[WHAT TO WORK ON]: Read the lines below. Copy out any that hold the string "label".

▬▬▬

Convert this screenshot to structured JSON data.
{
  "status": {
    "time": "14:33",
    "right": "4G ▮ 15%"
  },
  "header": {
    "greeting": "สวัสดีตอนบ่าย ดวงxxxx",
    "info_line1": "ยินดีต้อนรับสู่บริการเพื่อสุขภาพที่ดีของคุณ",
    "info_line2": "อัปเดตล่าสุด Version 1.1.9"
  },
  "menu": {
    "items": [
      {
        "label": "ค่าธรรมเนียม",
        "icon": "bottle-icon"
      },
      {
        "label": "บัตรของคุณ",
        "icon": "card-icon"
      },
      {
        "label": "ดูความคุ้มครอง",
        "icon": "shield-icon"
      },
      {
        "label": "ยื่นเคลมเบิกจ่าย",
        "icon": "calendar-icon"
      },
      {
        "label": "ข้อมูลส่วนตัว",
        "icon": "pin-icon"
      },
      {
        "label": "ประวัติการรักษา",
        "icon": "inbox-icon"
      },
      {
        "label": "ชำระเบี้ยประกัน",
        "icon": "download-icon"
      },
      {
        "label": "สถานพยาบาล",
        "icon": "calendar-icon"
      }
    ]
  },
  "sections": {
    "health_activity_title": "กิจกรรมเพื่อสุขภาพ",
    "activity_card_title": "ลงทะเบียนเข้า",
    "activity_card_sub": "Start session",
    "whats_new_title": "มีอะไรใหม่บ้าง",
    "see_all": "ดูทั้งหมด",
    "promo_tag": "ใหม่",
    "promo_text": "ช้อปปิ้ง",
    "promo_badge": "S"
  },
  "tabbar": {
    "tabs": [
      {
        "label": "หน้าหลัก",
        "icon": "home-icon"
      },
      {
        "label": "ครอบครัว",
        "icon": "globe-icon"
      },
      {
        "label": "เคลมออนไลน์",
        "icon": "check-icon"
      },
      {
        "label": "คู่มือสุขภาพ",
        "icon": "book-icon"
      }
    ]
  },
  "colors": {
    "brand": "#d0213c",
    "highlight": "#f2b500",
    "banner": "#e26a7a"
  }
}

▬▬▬

[TASK OUTPUT]:
        "label": "ค่าธรรมเนียม",
        "label": "บัตรของคุณ",
        "label": "ดูความคุ้มครอง",
        "label": "ยื่นเคลมเบิกจ่าย",
        "label": "ข้อมูลส่วนตัว",
        "label": "ประวัติการรักษา",
        "label": "ชำระเบี้ยประกัน",
        "label": "สถานพยาบาล",
        "label": "หน้าหลัก",
        "label": "ครอบครัว",
        "label": "เคลมออนไลน์",
        "label": "คู่มือสุขภาพ",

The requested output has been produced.